Snake Bites Toddler and 2-Year-Old Keeps Biting Back Until Snake Dies
The toddler was attacked by a 20-inch snake.
A two-year-old girl in Turkey killed a snake by biting it to death, after the snake reportedly attacked her lip. The incident happened in the village of Kantar, near Bingol, a city in Eastern Turkey. Here's what happened to the toddler—and the snake.
According to the little girl's father Mehmet Ercan, she was playing with the snake when it attacked her—and she responded in kind. "Our neighbors have told me that the snake was in the hand of my child, she was playing with it and then it bit her," Ercan said. "Then she has bitten the snake back as a reaction." Ercan was reportedly at work when the attack happened. There is no information about whether playing with snakes was something the toddler had done before, or if this was a one-off.
According to media reports, the neighbors heard Ercan's daughter in distress and found her with a bite mark on her lip—and the 20-inch snake still between her teeth. News reports say the snake died later, which means it must have been still alive while in the toddler's mouth. She was taken to hospital for treatment and observation, but was for the most part unharmed from the snake attack. Which is astonishing, considering the little girl was just two years old.
Snake bites can be serious for children, and even a bite from a non-venomous snake can result in an infection or allergic reaction. "In most bites, either the child doesn't see the snake and accidentally steps on it, or the child is curious and tries to handle the snake," says Sing-Yi Feng, MD, FAAP, Emergency Medicine Physician at Children's Health and Associate Professor at UT Southwestern. "Snakes generally are afraid of humans and use biting as a defense mechanism. You should try not to disturb their habitat to avoid bites."
Approximately 1,300 children are bitten by snakes every year in the US, with one third of all bites taking place in June and July. A five-year-old Texas boy called Daniel was bitten by a venomous copperhead snake in June 2022, while picking up leaves with his uncle. "I was running errands and they called me to meet them," the boy's aunt Brandy Smith told McClatchy News. Daniel was rushed to hospital and treated with antivenom before being released. "I've truly never been so scared in my life," Smith said. "His range of motion and labs are good so we get to go home later today."

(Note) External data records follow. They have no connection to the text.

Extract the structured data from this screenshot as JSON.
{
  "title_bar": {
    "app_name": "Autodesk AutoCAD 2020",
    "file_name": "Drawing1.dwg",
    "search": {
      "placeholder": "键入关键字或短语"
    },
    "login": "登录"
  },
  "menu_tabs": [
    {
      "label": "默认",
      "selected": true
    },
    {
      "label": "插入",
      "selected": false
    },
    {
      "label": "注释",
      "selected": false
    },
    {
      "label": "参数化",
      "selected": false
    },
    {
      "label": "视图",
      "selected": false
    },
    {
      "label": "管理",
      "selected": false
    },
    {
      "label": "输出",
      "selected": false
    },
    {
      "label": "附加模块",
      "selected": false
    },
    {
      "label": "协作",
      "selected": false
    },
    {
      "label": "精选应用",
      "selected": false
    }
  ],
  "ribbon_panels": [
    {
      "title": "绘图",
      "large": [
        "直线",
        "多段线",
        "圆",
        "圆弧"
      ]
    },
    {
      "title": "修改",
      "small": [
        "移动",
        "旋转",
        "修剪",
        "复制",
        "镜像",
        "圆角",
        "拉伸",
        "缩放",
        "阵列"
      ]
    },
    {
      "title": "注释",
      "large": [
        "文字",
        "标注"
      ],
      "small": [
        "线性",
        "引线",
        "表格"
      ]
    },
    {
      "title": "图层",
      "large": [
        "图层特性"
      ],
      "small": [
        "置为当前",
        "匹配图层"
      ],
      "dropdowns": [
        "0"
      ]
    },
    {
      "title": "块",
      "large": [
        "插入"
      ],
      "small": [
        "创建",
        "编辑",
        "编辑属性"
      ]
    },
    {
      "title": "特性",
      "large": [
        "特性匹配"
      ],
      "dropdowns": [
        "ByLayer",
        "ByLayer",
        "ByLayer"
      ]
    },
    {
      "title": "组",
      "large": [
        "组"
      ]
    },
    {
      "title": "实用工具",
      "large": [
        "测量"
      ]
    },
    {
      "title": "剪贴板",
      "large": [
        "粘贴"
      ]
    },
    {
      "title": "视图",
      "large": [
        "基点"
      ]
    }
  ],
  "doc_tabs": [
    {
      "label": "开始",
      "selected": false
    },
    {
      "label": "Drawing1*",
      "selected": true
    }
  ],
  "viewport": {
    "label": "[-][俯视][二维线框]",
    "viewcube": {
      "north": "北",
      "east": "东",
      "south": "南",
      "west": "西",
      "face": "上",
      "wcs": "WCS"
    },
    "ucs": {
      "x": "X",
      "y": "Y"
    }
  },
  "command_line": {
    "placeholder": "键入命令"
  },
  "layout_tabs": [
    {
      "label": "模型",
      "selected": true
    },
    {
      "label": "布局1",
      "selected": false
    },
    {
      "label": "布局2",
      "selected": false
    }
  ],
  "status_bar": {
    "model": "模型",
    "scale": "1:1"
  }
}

Experts recommend calling 911 or going to the ER immediately if you are bitten by a snake. "In order to provide the best treatment, we ask patients for a description of the snake," says Sam S. Torbati, MD. "Try to remember the size, color, and shape of the snake. A photo taken at a safe distance will also help. Even though not all snakebites are toxic, it's best to receive a proper medical evaluation sooner than later."